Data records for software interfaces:

_____

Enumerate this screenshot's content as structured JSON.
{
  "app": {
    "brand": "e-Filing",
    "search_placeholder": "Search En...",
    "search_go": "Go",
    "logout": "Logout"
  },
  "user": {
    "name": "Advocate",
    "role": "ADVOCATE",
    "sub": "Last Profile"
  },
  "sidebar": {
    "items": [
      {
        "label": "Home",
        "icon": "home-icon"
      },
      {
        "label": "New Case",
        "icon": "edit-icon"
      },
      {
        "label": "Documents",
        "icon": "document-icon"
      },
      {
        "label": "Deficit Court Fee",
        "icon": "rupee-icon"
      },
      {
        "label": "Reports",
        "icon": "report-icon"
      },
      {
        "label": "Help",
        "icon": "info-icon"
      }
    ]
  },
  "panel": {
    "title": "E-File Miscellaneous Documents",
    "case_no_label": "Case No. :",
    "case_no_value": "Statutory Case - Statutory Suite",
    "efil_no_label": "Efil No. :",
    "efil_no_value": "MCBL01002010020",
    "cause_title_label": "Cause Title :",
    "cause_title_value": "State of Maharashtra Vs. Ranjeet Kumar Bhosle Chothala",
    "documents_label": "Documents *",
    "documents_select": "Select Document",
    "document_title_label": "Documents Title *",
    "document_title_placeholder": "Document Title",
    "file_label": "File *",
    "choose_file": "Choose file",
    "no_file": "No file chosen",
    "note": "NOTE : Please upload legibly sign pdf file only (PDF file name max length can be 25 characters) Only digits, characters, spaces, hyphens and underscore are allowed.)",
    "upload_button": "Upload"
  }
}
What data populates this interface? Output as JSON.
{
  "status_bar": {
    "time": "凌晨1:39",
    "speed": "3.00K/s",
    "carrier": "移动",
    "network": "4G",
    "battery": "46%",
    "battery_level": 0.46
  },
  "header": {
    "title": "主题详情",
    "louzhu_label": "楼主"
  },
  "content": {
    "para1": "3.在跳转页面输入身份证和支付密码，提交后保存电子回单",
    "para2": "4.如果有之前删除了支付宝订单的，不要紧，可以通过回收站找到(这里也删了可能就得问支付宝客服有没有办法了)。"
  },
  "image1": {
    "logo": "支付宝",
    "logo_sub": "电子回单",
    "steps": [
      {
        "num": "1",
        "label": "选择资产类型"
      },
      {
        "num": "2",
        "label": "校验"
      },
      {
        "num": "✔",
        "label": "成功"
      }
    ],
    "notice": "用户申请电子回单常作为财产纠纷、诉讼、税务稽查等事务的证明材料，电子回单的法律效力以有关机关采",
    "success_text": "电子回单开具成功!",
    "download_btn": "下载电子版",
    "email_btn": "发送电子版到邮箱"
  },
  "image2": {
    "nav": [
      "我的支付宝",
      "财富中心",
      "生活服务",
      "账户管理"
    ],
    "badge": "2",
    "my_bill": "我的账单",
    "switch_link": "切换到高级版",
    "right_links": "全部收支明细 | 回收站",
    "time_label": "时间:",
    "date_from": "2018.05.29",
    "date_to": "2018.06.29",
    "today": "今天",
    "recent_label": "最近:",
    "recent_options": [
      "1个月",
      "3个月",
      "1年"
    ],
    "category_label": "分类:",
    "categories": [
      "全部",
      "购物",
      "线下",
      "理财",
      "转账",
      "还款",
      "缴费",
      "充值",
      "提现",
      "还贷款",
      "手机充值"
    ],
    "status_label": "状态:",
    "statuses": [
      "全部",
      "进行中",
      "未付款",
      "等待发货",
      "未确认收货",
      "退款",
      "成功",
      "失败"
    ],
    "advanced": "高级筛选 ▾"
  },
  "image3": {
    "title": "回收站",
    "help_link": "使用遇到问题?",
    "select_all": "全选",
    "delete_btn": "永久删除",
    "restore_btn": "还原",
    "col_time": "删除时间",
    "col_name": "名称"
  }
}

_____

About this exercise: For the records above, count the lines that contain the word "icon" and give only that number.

Result of the exercise: 6